Supplied data –
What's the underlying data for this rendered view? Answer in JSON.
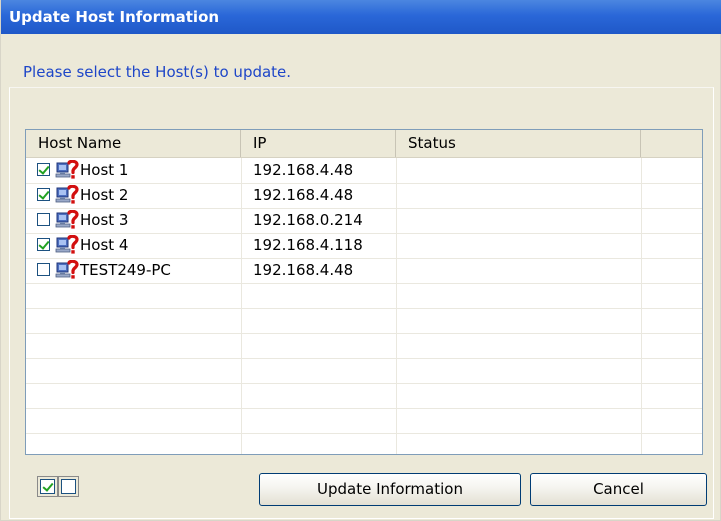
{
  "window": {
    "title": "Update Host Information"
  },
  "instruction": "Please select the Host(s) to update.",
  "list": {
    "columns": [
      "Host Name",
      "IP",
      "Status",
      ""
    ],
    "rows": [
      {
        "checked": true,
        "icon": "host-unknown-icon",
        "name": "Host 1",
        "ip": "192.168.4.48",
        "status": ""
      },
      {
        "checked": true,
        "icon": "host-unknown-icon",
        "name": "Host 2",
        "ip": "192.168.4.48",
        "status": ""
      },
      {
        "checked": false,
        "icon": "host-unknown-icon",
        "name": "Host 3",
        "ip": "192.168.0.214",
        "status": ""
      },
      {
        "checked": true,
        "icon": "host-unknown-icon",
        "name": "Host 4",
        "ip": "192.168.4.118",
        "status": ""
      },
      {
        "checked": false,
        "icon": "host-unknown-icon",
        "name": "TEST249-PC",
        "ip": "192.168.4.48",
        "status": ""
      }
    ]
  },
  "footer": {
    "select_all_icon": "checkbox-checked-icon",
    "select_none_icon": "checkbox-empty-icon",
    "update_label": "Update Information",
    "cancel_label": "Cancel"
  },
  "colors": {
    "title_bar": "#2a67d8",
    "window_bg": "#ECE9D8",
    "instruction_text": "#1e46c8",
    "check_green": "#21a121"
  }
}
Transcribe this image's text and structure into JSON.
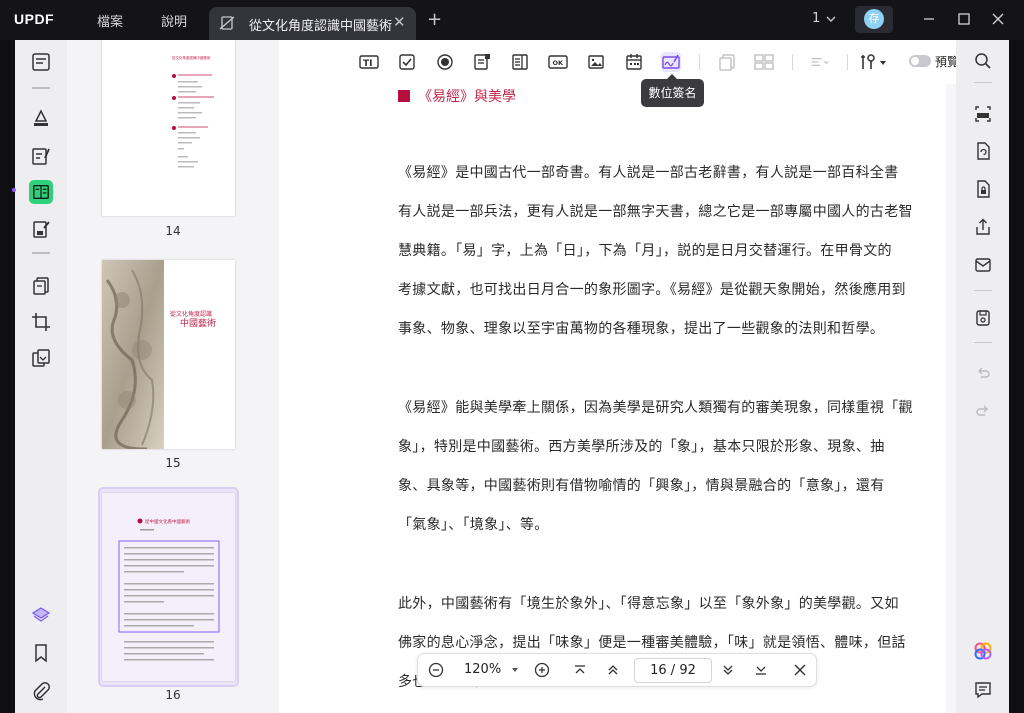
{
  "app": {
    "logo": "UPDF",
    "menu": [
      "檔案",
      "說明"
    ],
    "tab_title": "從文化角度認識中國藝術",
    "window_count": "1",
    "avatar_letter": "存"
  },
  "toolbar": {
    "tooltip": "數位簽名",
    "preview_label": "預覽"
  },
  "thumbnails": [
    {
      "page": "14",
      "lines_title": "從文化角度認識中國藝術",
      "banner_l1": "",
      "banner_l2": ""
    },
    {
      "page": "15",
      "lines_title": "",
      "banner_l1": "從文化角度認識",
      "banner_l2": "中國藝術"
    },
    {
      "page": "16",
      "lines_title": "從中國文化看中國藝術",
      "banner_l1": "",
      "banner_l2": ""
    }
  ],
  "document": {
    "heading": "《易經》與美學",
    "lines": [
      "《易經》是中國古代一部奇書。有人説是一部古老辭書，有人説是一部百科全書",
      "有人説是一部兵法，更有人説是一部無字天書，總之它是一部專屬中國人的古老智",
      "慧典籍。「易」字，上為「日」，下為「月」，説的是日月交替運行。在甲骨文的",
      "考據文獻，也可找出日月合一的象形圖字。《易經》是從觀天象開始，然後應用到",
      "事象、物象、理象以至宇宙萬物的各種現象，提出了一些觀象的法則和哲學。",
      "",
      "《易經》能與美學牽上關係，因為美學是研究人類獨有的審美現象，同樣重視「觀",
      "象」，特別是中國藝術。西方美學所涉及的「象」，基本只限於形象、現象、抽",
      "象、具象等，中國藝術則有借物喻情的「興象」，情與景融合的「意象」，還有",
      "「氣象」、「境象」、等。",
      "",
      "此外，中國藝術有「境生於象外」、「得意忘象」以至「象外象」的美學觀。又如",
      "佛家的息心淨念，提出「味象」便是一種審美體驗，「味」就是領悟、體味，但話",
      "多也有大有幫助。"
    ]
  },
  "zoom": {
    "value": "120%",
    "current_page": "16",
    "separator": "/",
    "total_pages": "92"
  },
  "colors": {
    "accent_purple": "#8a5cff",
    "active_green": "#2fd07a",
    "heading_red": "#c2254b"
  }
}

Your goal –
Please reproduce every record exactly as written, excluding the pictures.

Reply –
What's the underlying data for this rendered view? Answer in JSON.
{
  "window": {
    "title": "Update Host Information"
  },
  "instruction": "Please select the Host(s) to update.",
  "list": {
    "columns": [
      "Host Name",
      "IP",
      "Status",
      ""
    ],
    "rows": [
      {
        "checked": true,
        "icon": "host-unknown-icon",
        "name": "Host 1",
        "ip": "192.168.4.48",
        "status": ""
      },
      {
        "checked": true,
        "icon": "host-unknown-icon",
        "name": "Host 2",
        "ip": "192.168.4.48",
        "status": ""
      },
      {
        "checked": false,
        "icon": "host-unknown-icon",
        "name": "Host 3",
        "ip": "192.168.0.214",
        "status": ""
      },
      {
        "checked": true,
        "icon": "host-unknown-icon",
        "name": "Host 4",
        "ip": "192.168.4.118",
        "status": ""
      },
      {
        "checked": false,
        "icon": "host-unknown-icon",
        "name": "TEST249-PC",
        "ip": "192.168.4.48",
        "status": ""
      }
    ]
  },
  "footer": {
    "select_all_icon": "checkbox-checked-icon",
    "select_none_icon": "checkbox-empty-icon",
    "update_label": "Update Information",
    "cancel_label": "Cancel"
  },
  "colors": {
    "title_bar": "#2a67d8",
    "window_bg": "#ECE9D8",
    "instruction_text": "#1e46c8",
    "check_green": "#21a121"
  }
}
Transcribe this image's text and structure into JSON.
{
  "app": {
    "logo": "UPDF",
    "menu": [
      "檔案",
      "說明"
    ],
    "tab_title": "從文化角度認識中國藝術",
    "window_count": "1",
    "avatar_letter": "存"
  },
  "toolbar": {
    "tooltip": "數位簽名",
    "preview_label": "預覽"
  },
  "thumbnails": [
    {
      "page": "14",
      "lines_title": "從文化角度認識中國藝術",
      "banner_l1": "",
      "banner_l2": ""
    },
    {
      "page": "15",
      "lines_title": "",
      "banner_l1": "從文化角度認識",
      "banner_l2": "中國藝術"
    },
    {
      "page": "16",
      "lines_title": "從中國文化看中國藝術",
      "banner_l1": "",
      "banner_l2": ""
    }
  ],
  "document": {
    "heading": "《易經》與美學",
    "lines": [
      "《易經》是中國古代一部奇書。有人説是一部古老辭書，有人説是一部百科全書",
      "有人説是一部兵法，更有人説是一部無字天書，總之它是一部專屬中國人的古老智",
      "慧典籍。「易」字，上為「日」，下為「月」，説的是日月交替運行。在甲骨文的",
      "考據文獻，也可找出日月合一的象形圖字。《易經》是從觀天象開始，然後應用到",
      "事象、物象、理象以至宇宙萬物的各種現象，提出了一些觀象的法則和哲學。",
      "",
      "《易經》能與美學牽上關係，因為美學是研究人類獨有的審美現象，同樣重視「觀",
      "象」，特別是中國藝術。西方美學所涉及的「象」，基本只限於形象、現象、抽",
      "象、具象等，中國藝術則有借物喻情的「興象」，情與景融合的「意象」，還有",
      "「氣象」、「境象」、等。",
      "",
      "此外，中國藝術有「境生於象外」、「得意忘象」以至「象外象」的美學觀。又如",
      "佛家的息心淨念，提出「味象」便是一種審美體驗，「味」就是領悟、體味，但話",
      "多也有大有幫助。"
    ]
  },
  "zoom": {
    "value": "120%",
    "current_page": "16",
    "separator": "/",
    "total_pages": "92"
  },
  "colors": {
    "accent_purple": "#8a5cff",
    "active_green": "#2fd07a",
    "heading_red": "#c2254b"
  }
}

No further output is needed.